ZIMBABWE'S constitutional law expert Prof Lovemore Madhuku says it is wrong for Zimbabwe's reform agenda to be set around getting President Robert Mugabe out of power.\r\n
And one of Zimbabwe’s political think-tanks, Dr Ibo Mandaza, says Zimbabwe is far from a worst case scenario in terms of adherence to democratic tenets.
During a roundtable discussion with representatives of selected influential SADC media in Harare on Monday, Prof Madhuku said President Mugabe was aware that the West, some media organisations and the opposition wanted him out of power as their reform agenda.
“Everything is about Mugabe getting out. And he does not want to get out. He knows people want him out. That has been the difficult part. Everything is about Mugabe getting out. It’s not what society ultimately wants. And that is the biggest mistake,” Prof Madhuku said.

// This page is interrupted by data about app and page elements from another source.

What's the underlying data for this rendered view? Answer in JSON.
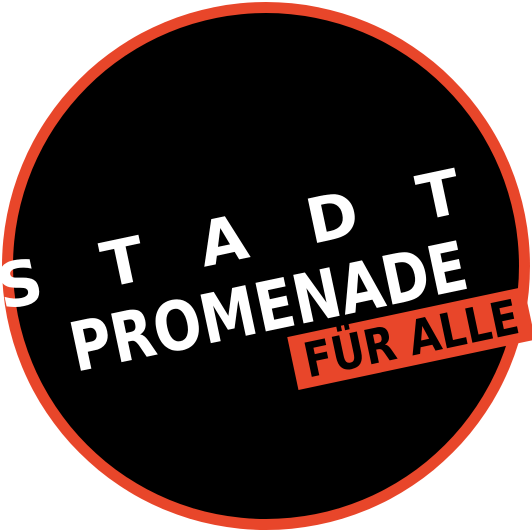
{
  "logo": {
    "word_top": "STADT",
    "word_main": "PROMENADE",
    "ribbon_text": "FÜR ALLE",
    "colors": {
      "ring": "#e8462a",
      "disc": "#000000",
      "text": "#ffffff",
      "ribbon": "#e8462a",
      "ribbon_text": "#000000",
      "background": "#ffffff"
    }
  }
}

He said there was need to look beyond President Mugabe and address issues that would ultimately put in a leadership people desire.
Prof Madhuku suggested that reforms should revolve around having a good constitution and devolving power from the presidency.

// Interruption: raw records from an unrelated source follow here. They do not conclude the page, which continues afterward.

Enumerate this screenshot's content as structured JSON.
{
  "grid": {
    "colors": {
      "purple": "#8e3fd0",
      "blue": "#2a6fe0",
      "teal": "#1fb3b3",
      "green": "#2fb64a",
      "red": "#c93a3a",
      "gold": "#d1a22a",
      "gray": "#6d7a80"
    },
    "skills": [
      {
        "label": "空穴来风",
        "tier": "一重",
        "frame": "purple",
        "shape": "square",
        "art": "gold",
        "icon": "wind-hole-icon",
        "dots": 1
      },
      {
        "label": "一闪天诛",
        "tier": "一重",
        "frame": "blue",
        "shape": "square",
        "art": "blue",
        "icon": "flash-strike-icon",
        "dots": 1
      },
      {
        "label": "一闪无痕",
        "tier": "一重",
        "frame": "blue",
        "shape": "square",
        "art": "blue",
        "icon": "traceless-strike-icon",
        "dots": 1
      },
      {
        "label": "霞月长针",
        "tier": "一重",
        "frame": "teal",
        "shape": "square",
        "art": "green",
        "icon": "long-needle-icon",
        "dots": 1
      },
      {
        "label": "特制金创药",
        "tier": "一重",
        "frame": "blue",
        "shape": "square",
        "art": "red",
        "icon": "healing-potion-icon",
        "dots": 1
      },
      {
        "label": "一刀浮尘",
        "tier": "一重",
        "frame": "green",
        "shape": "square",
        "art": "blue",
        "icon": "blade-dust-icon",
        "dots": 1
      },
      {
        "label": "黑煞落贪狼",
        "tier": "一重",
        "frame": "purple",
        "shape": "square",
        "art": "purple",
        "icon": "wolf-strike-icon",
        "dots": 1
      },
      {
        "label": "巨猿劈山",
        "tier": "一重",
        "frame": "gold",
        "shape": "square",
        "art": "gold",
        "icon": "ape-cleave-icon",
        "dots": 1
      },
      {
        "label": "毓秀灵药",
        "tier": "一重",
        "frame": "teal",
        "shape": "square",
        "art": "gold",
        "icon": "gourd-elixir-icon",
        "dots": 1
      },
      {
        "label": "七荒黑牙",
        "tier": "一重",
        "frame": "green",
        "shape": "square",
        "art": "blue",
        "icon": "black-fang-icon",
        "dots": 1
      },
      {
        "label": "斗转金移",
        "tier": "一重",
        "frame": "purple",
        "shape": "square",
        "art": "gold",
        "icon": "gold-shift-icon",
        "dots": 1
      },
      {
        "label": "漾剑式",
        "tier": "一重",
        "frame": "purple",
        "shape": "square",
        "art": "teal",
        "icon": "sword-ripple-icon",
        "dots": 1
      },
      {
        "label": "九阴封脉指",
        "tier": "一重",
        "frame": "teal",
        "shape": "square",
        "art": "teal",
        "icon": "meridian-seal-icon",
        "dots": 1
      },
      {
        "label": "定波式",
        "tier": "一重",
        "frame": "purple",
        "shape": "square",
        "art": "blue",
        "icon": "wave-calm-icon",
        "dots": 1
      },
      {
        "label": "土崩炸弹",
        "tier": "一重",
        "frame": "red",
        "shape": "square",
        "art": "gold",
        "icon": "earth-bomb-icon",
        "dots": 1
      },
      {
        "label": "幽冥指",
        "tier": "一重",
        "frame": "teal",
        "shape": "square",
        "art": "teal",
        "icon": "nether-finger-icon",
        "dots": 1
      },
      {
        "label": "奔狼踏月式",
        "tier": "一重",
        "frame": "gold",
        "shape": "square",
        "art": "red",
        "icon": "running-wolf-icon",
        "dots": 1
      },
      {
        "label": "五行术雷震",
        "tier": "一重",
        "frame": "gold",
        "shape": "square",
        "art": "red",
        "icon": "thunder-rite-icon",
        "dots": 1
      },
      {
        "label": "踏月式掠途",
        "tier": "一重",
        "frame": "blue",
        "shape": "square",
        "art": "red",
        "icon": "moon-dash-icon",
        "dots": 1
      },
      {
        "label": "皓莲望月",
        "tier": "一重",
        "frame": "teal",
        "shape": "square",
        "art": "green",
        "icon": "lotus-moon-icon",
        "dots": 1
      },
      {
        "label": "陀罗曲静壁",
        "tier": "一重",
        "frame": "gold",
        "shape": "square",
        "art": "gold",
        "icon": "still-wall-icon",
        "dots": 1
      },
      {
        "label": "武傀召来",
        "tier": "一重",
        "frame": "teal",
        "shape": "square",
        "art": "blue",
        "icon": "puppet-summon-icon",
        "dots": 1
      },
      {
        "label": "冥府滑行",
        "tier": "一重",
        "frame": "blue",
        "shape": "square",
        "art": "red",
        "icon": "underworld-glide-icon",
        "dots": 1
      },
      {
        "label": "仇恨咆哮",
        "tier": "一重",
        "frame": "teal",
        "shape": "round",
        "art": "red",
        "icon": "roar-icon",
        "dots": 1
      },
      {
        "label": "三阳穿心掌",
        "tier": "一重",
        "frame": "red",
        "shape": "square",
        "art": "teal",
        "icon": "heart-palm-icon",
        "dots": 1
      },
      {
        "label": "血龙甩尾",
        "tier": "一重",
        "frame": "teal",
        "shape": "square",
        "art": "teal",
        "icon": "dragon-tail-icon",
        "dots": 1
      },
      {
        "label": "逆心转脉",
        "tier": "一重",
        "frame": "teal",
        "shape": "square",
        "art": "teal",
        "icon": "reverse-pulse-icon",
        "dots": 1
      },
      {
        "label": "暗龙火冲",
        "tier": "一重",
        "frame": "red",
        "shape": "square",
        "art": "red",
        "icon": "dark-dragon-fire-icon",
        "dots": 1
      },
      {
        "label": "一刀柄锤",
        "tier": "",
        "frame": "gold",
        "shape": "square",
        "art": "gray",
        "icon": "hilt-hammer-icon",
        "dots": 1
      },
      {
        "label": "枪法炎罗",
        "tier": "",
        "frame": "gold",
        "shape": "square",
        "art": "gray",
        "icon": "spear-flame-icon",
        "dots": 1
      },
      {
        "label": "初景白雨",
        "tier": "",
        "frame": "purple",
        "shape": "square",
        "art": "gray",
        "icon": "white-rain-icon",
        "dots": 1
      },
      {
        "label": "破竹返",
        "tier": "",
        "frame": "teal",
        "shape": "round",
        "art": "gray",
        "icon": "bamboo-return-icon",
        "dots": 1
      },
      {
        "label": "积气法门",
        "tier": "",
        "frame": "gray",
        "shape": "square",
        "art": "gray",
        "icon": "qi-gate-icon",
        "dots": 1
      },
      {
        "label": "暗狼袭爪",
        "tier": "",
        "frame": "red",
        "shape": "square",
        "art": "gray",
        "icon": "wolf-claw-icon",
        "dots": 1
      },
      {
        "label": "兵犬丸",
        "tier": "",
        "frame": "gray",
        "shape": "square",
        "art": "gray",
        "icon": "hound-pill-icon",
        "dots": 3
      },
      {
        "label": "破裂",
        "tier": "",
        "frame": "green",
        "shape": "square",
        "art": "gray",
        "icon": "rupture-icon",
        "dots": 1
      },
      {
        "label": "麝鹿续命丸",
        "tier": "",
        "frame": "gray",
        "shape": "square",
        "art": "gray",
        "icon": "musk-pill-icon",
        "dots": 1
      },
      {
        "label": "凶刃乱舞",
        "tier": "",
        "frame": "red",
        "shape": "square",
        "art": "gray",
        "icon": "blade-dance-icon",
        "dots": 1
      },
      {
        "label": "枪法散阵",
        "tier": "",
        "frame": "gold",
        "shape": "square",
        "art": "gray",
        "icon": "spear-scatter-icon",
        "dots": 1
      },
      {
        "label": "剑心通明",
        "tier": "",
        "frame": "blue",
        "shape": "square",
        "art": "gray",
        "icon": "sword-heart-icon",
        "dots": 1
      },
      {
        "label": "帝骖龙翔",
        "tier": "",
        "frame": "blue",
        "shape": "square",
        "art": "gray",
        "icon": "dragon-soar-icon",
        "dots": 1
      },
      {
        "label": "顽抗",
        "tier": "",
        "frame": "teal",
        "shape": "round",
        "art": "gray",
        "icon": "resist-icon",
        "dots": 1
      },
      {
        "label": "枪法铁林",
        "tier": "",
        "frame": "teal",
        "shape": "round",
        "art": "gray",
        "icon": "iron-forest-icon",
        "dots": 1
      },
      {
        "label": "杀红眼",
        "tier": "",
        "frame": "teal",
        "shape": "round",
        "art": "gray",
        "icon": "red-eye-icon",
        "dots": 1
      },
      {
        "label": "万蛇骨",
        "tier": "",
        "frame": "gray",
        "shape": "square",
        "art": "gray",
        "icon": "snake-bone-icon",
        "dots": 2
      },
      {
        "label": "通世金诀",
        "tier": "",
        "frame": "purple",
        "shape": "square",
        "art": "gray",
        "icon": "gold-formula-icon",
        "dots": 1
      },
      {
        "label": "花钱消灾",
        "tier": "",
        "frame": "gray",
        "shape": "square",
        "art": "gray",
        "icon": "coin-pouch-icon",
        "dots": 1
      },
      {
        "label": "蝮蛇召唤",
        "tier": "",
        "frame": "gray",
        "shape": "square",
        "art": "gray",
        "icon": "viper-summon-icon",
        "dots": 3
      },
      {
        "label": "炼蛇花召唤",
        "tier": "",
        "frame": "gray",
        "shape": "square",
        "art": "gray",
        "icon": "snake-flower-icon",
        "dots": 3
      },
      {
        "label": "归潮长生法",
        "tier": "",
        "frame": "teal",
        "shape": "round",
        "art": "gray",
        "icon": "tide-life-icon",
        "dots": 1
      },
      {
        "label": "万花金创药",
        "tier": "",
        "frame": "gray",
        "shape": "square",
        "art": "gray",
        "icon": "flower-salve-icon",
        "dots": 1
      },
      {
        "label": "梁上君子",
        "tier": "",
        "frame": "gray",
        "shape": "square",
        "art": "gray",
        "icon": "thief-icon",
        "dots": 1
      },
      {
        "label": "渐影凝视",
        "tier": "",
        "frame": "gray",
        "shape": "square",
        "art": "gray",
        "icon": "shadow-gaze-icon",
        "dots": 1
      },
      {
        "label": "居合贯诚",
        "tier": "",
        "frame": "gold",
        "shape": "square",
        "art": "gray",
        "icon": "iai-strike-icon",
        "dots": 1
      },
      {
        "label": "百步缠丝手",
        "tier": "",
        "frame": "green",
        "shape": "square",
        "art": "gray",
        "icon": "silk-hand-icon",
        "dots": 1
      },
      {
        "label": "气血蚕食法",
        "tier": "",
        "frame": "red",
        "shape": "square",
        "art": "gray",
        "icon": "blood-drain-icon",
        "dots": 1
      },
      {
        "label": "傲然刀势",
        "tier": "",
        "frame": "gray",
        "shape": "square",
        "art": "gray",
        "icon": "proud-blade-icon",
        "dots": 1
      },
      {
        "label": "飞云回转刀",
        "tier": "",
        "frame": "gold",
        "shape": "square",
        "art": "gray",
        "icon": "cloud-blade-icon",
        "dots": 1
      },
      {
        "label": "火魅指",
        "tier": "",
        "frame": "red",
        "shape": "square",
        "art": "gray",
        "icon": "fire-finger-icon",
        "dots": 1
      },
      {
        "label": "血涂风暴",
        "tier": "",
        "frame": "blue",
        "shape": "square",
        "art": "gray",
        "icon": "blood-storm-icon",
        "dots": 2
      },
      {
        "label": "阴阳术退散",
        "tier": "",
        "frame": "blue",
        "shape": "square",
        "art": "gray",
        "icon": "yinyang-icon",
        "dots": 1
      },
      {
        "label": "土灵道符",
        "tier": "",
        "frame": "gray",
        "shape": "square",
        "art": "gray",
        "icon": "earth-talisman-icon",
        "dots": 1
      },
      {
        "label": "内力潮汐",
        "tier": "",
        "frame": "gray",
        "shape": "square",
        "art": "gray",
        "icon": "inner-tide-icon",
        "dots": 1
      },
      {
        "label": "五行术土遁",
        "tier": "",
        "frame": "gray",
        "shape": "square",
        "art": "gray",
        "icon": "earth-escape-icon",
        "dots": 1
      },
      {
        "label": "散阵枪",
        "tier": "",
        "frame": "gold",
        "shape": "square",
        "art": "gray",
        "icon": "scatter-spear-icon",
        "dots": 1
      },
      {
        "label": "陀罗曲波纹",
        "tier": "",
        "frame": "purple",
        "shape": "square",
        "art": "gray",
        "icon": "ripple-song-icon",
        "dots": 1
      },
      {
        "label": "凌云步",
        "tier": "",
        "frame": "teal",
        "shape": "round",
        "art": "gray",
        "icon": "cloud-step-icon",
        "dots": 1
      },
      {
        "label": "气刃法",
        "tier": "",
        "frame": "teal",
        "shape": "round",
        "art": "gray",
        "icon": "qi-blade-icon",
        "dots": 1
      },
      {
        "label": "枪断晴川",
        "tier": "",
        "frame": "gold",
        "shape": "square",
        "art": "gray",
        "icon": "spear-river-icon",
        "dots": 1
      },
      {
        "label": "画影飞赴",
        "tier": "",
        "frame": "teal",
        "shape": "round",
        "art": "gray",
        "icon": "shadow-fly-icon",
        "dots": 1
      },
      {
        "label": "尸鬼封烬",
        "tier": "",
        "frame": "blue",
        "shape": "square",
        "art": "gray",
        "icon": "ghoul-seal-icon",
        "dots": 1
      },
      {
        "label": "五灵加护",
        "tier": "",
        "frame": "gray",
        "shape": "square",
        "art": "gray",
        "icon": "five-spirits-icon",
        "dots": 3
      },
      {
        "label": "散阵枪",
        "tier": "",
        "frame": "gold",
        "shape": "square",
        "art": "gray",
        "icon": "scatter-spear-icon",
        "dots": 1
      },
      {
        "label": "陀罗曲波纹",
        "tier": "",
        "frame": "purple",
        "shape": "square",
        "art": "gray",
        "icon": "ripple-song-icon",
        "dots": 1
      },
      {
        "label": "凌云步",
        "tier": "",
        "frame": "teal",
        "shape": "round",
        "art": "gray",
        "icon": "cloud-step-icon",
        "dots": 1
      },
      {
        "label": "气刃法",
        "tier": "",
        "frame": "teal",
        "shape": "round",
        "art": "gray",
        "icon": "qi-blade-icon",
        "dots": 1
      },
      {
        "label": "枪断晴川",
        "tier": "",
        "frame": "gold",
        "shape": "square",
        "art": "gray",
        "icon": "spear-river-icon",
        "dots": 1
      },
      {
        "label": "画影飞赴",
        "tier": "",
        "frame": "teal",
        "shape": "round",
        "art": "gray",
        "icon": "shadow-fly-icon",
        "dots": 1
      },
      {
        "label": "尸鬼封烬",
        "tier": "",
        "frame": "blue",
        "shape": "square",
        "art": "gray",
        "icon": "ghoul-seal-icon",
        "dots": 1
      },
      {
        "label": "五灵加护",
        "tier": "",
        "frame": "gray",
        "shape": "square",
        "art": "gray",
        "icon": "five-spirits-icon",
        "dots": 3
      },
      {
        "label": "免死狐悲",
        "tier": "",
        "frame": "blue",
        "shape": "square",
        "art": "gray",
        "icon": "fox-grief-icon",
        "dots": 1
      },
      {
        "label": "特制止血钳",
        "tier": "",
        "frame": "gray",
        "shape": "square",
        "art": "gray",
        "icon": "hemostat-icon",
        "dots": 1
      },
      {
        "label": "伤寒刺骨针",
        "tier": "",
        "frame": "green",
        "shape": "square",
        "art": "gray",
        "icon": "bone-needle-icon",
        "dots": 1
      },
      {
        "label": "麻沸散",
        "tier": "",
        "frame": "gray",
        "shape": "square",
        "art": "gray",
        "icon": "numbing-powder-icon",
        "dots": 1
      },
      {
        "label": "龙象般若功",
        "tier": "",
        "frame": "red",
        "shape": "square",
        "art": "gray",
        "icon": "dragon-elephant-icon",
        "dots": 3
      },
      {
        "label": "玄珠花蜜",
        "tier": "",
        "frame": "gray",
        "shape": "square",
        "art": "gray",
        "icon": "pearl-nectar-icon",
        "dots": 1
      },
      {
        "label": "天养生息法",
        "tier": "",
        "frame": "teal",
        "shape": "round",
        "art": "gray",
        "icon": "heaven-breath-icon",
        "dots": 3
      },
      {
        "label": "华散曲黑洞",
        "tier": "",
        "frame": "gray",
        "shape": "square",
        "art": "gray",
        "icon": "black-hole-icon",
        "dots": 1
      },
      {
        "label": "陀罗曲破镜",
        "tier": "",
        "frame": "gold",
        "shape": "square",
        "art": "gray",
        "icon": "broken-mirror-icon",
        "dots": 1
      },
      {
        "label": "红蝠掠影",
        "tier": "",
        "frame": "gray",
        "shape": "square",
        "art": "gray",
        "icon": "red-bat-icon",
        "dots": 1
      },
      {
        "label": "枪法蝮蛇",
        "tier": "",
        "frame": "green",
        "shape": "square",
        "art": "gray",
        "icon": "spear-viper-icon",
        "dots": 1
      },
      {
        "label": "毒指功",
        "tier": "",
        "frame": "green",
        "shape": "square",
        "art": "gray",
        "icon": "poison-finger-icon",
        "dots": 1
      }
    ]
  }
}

He said he gets irritated with the agenda of embassies such as the US where every discourse was about getting President Mugabe out of power.
“I get irritated. I don’t think we can get anywhere with such kind of reform,” he said.

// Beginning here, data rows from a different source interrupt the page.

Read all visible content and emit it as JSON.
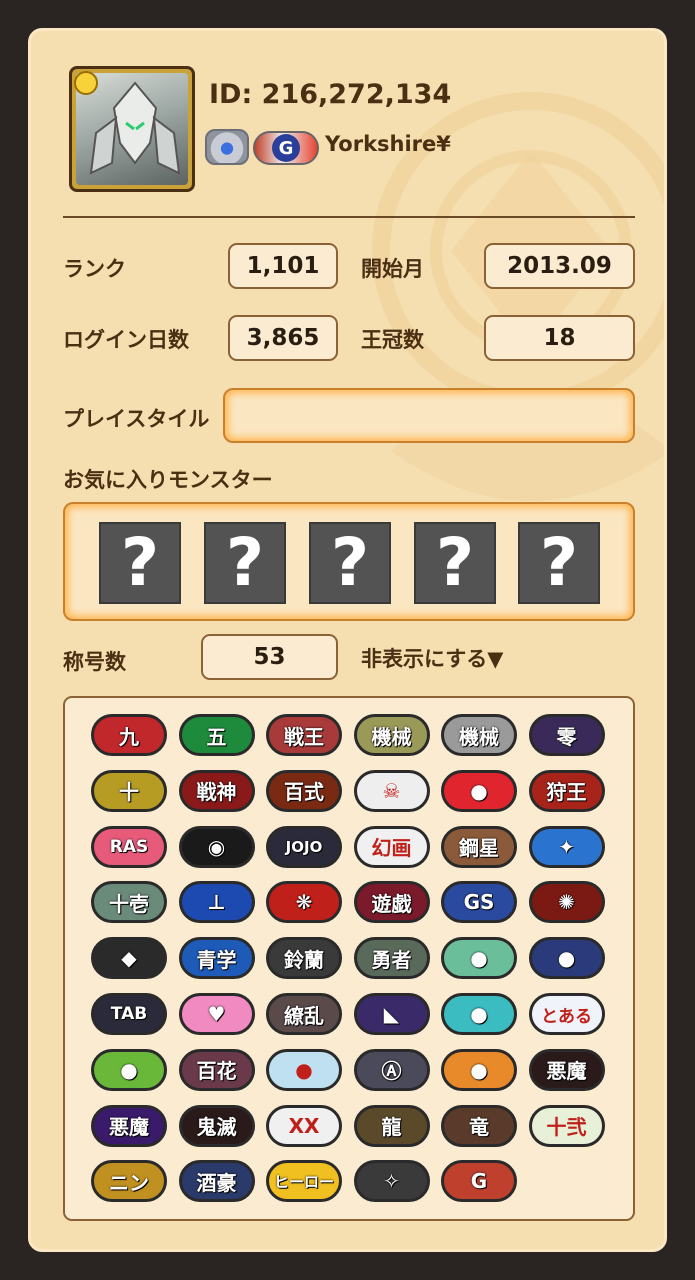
{
  "profile": {
    "id_text": "ID: 216,272,134",
    "name": "Yorkshire¥",
    "avatar_icon": "mecha-dragon-monster-icon",
    "badge_a_icon": "crown-medal-icon",
    "badge_g_icon": "g-emblem-icon",
    "badge_g_letter": "G"
  },
  "stats": {
    "rank_label": "ランク",
    "rank_value": "1,101",
    "start_label": "開始月",
    "start_value": "2013.09",
    "login_label": "ログイン日数",
    "login_value": "3,865",
    "crown_label": "王冠数",
    "crown_value": "18"
  },
  "playstyle": {
    "label": "プレイスタイル",
    "value": ""
  },
  "favorites": {
    "label": "お気に入りモンスター",
    "slots": [
      "?",
      "?",
      "?",
      "?",
      "?"
    ]
  },
  "titles": {
    "count_label": "称号数",
    "count_value": "53",
    "toggle_label": "非表示にする▼",
    "badges": [
      {
        "text": "九",
        "bg": "#c0282c"
      },
      {
        "text": "五",
        "bg": "#1e8a3c"
      },
      {
        "text": "戦王",
        "bg": "#a83a3a"
      },
      {
        "text": "機械",
        "bg": "#9a9a58"
      },
      {
        "text": "機械",
        "bg": "#9a9a9a"
      },
      {
        "text": "零",
        "bg": "#3a2a5a"
      },
      {
        "text": "十",
        "bg": "#b79c24"
      },
      {
        "text": "戦神",
        "bg": "#8a1a1a"
      },
      {
        "text": "百式",
        "bg": "#7a2a12"
      },
      {
        "text": "☠",
        "bg": "#eeeeee"
      },
      {
        "text": "●",
        "bg": "#e0252f"
      },
      {
        "text": "狩王",
        "bg": "#a8241a"
      },
      {
        "text": "RAS",
        "bg": "#e85a7a"
      },
      {
        "text": "◉",
        "bg": "#1a1a1a"
      },
      {
        "text": "JOJO",
        "bg": "#2a2a3a"
      },
      {
        "text": "幻画",
        "bg": "#f0f0f0"
      },
      {
        "text": "鋼星",
        "bg": "#8a5a3a"
      },
      {
        "text": "✦",
        "bg": "#2a74d0"
      },
      {
        "text": "十壱",
        "bg": "#6a8a7a"
      },
      {
        "text": "⊥",
        "bg": "#1d4ab0"
      },
      {
        "text": "❋",
        "bg": "#c0201a"
      },
      {
        "text": "遊戯",
        "bg": "#7a1a2a"
      },
      {
        "text": "GS",
        "bg": "#2a4aa0"
      },
      {
        "text": "✺",
        "bg": "#7a1a12"
      },
      {
        "text": "◆",
        "bg": "#2a2a2a"
      },
      {
        "text": "青学",
        "bg": "#1e5ab8"
      },
      {
        "text": "鈴蘭",
        "bg": "#3a3a3a"
      },
      {
        "text": "勇者",
        "bg": "#5a6a5a"
      },
      {
        "text": "●",
        "bg": "#6abf9a"
      },
      {
        "text": "●",
        "bg": "#2a3a7a"
      },
      {
        "text": "TAB",
        "bg": "#2a2a3a"
      },
      {
        "text": "♥",
        "bg": "#f08ac0"
      },
      {
        "text": "繚乱",
        "bg": "#5a4a4a"
      },
      {
        "text": "◣",
        "bg": "#3a2a6a"
      },
      {
        "text": "●",
        "bg": "#3abcc0"
      },
      {
        "text": "とある",
        "bg": "#f0f4fa"
      },
      {
        "text": "●",
        "bg": "#6ab83a"
      },
      {
        "text": "百花",
        "bg": "#6a3a4a"
      },
      {
        "text": "●",
        "bg": "#bfe0f0"
      },
      {
        "text": "Ⓐ",
        "bg": "#4a4a5a"
      },
      {
        "text": "●",
        "bg": "#e88a2a"
      },
      {
        "text": "悪魔",
        "bg": "#2a1a1a"
      },
      {
        "text": "悪魔",
        "bg": "#3a1a6a"
      },
      {
        "text": "鬼滅",
        "bg": "#2a1a1a"
      },
      {
        "text": "XX",
        "bg": "#f0f0f0"
      },
      {
        "text": "龍",
        "bg": "#5a4a2a"
      },
      {
        "text": "竜",
        "bg": "#5a3a2a"
      },
      {
        "text": "十弐",
        "bg": "#e8f0d8"
      },
      {
        "text": "ニン",
        "bg": "#c09020"
      },
      {
        "text": "酒豪",
        "bg": "#2a3a6a"
      },
      {
        "text": "ヒーロー",
        "bg": "#f0c020"
      },
      {
        "text": "✧",
        "bg": "#3a3a3a"
      },
      {
        "text": "G",
        "bg": "#c0402e"
      }
    ]
  }
}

Prof Madhuku said reform should be deep and genuinely engaging of all parties.
He said the opposition was playing a very irresponsible role of just ‘saying help us get Mugabe out.’
Prof Madhuku said currently, the US wanted free and fair elections in Zimbabwe without looking at the contents of the constitution which to him was a dishonest approach.
He said currently, the draft constitution provided for more powers of the President but the US was not talking about it because they were just concentrating on removing Mugabe.
Prof Madhuku said there was need to change the international perception of Zimbabwe in the SADC region.
And Dr Mandaza said despite the economic problems, Zimbabwe was far from worst case scenario in terms of democracy.
He said problems in Zimbabwe were being highlighted because of the country’s geopolitical position.
Dr Mandaza said Zimbabwe had one of the most informed societies and the resources including a resilient citizenry.
He, however, said party lines had become very blurred in Zimbabwe and the ultimate focus was to get President Mugabe out irrespective of where they were getting their support.
Dr Mandaza said if President Mugabe was out of the equation, it would be very difficult for the opposition to manage power amongst themselves.
“They have failed to assert the reform agenda,” he said.
Dr Mandaza also said even ZANU PF was dying at the hands of President Mugabe.
“It’s not the party of liberation anymore. The UNIP experience appears to be what awaits ZANU PF. Here, there will be a possible emergence of a new party of under 50s,” said Dr Mandaza.
Participants noted that the narrative of Zimbabwe was one of the most intensely contested in the world.